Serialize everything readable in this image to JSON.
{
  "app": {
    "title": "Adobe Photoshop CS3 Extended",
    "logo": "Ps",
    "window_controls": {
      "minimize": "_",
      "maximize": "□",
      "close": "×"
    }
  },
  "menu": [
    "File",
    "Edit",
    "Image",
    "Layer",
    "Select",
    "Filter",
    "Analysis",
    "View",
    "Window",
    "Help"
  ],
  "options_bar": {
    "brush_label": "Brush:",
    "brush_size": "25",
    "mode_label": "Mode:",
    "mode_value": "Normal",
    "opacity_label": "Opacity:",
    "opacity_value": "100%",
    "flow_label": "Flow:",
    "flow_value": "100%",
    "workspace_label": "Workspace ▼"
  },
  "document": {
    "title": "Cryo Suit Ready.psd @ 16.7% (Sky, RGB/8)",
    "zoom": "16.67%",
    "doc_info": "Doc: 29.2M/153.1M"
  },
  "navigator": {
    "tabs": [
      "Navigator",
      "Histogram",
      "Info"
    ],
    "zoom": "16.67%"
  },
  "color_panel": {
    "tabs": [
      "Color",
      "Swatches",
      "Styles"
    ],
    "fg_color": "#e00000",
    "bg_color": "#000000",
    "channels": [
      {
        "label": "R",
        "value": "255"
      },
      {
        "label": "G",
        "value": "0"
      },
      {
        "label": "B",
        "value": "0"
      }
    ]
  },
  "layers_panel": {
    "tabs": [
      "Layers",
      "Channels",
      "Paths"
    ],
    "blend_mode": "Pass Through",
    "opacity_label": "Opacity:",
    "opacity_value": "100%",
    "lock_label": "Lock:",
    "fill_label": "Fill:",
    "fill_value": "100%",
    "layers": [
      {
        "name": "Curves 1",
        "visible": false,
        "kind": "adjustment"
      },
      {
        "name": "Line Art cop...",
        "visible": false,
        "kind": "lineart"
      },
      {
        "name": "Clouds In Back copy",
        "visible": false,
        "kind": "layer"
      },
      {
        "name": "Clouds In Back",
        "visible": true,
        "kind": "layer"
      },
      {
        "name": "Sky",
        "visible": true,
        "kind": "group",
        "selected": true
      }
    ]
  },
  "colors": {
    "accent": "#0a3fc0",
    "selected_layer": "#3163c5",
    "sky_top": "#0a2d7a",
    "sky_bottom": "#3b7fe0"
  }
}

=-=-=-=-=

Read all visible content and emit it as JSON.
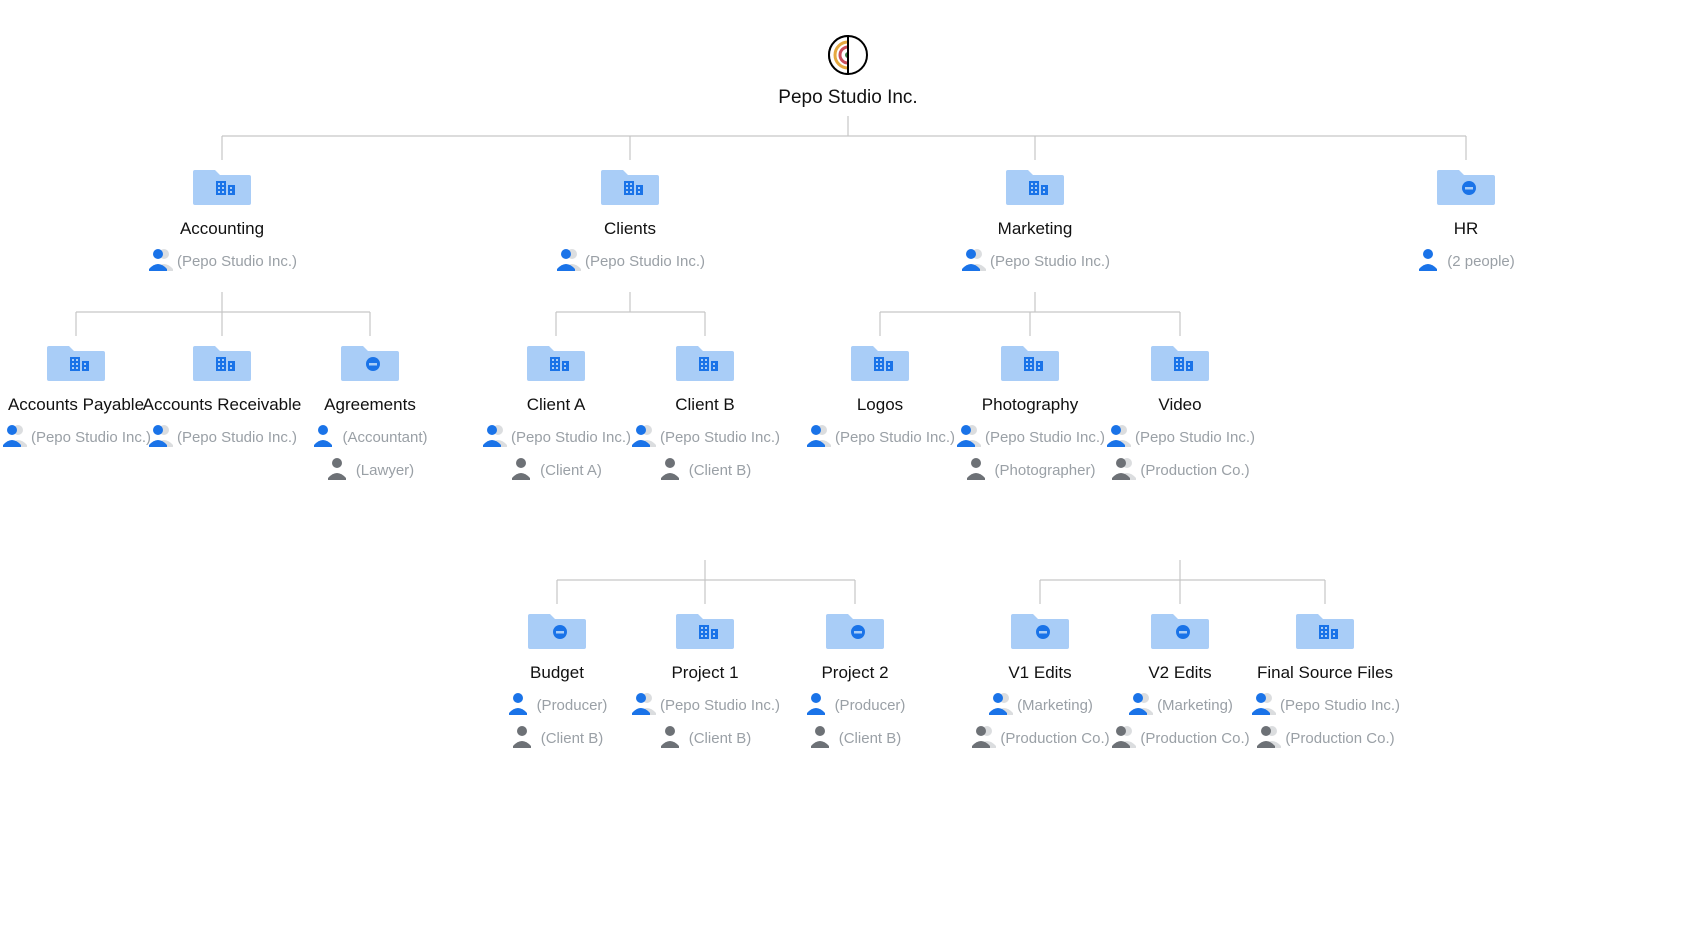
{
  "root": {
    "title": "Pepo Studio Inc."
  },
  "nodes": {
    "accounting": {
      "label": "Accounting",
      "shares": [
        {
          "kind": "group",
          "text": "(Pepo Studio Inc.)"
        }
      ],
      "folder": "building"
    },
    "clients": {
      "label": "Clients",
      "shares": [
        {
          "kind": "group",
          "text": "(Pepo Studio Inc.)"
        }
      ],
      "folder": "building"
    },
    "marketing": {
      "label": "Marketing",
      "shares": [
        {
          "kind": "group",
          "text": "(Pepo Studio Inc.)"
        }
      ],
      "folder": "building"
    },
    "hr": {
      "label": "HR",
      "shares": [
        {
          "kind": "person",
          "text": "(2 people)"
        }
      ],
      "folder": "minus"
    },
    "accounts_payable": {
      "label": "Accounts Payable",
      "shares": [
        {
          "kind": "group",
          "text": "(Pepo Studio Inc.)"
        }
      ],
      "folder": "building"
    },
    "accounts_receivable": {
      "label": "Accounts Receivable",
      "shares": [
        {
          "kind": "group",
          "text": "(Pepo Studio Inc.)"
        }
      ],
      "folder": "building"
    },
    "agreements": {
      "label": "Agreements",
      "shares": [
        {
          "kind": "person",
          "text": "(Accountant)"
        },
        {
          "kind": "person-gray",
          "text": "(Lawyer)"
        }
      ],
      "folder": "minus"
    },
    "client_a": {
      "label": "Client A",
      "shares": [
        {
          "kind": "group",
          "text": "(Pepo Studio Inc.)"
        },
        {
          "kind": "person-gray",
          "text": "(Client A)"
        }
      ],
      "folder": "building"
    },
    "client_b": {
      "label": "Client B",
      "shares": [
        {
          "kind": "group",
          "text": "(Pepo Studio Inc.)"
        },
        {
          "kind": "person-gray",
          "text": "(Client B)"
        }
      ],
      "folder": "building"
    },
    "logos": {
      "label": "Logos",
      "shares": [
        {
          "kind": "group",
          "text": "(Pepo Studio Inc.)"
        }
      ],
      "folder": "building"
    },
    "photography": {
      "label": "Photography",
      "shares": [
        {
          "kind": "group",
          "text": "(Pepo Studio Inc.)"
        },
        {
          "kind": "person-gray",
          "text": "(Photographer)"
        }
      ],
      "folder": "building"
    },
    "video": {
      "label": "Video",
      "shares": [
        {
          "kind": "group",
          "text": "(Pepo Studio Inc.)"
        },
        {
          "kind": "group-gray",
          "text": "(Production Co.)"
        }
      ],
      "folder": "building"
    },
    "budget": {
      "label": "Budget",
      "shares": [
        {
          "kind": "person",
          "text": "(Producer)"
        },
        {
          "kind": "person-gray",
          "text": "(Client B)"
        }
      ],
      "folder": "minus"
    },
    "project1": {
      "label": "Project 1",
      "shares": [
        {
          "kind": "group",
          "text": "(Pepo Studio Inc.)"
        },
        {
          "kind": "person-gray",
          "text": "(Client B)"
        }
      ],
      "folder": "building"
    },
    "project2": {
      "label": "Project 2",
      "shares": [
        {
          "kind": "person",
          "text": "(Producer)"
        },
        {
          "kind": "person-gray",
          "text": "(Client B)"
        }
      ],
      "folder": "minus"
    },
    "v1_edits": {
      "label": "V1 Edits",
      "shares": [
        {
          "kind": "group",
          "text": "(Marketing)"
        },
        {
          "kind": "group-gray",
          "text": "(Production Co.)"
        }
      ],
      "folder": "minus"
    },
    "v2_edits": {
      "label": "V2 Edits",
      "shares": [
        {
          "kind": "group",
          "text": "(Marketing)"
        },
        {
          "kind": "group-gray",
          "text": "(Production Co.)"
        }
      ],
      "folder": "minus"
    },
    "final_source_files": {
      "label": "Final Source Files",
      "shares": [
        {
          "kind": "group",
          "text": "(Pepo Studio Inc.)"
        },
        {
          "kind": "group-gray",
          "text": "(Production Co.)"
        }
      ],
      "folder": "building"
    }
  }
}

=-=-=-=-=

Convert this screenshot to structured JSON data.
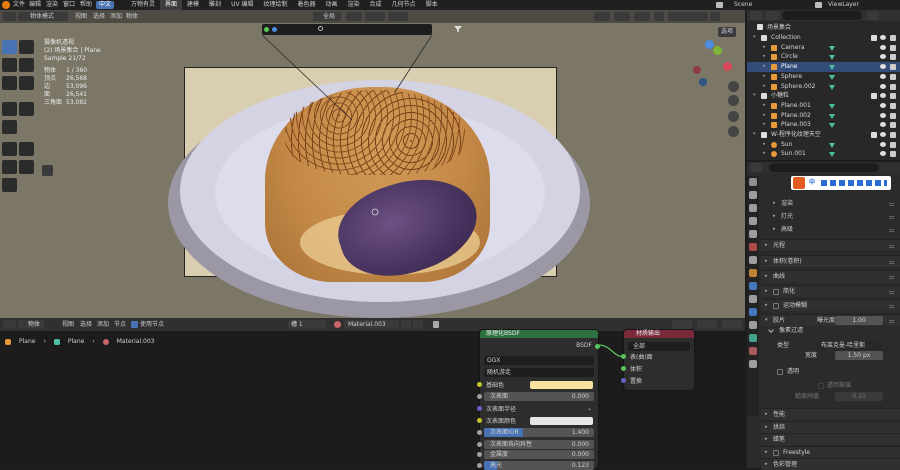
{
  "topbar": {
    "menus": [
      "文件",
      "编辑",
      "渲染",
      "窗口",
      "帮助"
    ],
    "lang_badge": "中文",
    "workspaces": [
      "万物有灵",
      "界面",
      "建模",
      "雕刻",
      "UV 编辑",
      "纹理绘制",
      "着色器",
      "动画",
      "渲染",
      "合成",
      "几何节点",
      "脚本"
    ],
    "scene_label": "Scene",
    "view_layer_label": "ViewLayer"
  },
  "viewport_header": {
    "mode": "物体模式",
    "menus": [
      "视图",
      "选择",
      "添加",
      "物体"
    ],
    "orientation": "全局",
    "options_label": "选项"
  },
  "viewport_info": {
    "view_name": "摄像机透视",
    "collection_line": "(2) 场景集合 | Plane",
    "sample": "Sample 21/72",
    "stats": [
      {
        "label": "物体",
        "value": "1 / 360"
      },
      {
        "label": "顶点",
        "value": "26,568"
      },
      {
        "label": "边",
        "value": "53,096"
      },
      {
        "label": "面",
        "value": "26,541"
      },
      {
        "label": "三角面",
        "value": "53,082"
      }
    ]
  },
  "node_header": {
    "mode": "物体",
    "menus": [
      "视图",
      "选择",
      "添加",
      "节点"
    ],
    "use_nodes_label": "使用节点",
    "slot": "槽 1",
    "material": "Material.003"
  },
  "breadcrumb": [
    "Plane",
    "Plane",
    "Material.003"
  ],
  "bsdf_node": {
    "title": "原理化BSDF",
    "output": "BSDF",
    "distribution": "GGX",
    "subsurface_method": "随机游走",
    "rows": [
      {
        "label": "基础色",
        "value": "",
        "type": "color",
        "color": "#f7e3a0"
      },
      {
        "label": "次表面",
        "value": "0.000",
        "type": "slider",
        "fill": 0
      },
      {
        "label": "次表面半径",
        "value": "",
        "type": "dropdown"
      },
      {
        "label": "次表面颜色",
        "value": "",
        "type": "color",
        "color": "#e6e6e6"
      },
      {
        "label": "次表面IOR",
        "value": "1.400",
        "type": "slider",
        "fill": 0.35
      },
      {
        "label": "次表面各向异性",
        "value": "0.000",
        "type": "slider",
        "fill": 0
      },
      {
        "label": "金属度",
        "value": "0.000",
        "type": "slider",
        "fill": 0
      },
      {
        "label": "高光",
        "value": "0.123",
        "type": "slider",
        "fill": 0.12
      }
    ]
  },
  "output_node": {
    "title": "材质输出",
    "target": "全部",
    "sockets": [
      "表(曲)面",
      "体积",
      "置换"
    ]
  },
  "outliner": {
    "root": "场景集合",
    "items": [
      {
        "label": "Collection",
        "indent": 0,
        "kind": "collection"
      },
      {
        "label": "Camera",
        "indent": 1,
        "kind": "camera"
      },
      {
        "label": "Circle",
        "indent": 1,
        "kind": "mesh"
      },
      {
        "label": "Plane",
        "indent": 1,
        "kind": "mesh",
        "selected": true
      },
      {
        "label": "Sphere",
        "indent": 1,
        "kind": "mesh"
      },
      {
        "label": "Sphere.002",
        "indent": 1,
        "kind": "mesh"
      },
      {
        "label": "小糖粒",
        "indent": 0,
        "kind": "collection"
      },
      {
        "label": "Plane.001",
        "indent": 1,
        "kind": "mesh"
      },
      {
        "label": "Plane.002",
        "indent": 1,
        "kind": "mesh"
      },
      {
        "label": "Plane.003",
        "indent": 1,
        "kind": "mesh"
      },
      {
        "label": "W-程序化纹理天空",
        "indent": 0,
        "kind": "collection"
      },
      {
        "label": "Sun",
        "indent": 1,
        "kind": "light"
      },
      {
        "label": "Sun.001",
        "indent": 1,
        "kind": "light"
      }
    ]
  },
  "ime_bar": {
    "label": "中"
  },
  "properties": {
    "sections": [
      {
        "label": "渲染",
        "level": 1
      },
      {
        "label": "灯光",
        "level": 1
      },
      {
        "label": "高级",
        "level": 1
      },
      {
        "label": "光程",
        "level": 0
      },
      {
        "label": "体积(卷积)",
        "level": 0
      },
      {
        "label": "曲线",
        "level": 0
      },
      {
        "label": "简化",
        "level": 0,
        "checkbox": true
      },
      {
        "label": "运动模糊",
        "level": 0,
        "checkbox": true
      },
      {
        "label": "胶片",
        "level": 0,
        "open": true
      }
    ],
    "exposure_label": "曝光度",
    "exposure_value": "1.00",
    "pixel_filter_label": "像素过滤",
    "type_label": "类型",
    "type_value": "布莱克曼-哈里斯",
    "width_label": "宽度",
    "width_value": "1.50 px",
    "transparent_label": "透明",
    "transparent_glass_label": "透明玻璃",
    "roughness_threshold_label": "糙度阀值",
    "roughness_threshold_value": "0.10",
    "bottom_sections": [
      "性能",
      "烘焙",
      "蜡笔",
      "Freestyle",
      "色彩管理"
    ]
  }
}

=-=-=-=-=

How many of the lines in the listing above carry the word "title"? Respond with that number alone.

Answer section: 5